** Opening DATA FOR REVIEW block **

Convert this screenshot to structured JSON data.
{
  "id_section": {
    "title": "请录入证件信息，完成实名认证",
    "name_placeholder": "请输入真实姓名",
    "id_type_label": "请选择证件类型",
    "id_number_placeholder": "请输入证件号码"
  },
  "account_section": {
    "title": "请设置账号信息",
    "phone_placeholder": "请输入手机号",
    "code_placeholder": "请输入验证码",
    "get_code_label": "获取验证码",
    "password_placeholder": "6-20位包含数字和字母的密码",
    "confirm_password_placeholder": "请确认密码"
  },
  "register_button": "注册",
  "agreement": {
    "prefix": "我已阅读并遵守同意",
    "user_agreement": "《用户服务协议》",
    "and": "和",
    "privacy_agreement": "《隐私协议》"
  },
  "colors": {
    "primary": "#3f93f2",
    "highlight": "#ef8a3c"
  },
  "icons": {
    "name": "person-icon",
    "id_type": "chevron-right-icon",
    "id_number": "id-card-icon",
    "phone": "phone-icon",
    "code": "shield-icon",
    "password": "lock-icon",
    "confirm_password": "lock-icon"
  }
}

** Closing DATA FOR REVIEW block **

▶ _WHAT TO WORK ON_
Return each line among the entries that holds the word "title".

▶ _WRITTEN ANSWER_
    "title": "请录入证件信息，完成实名认证",
    "title": "请设置账号信息",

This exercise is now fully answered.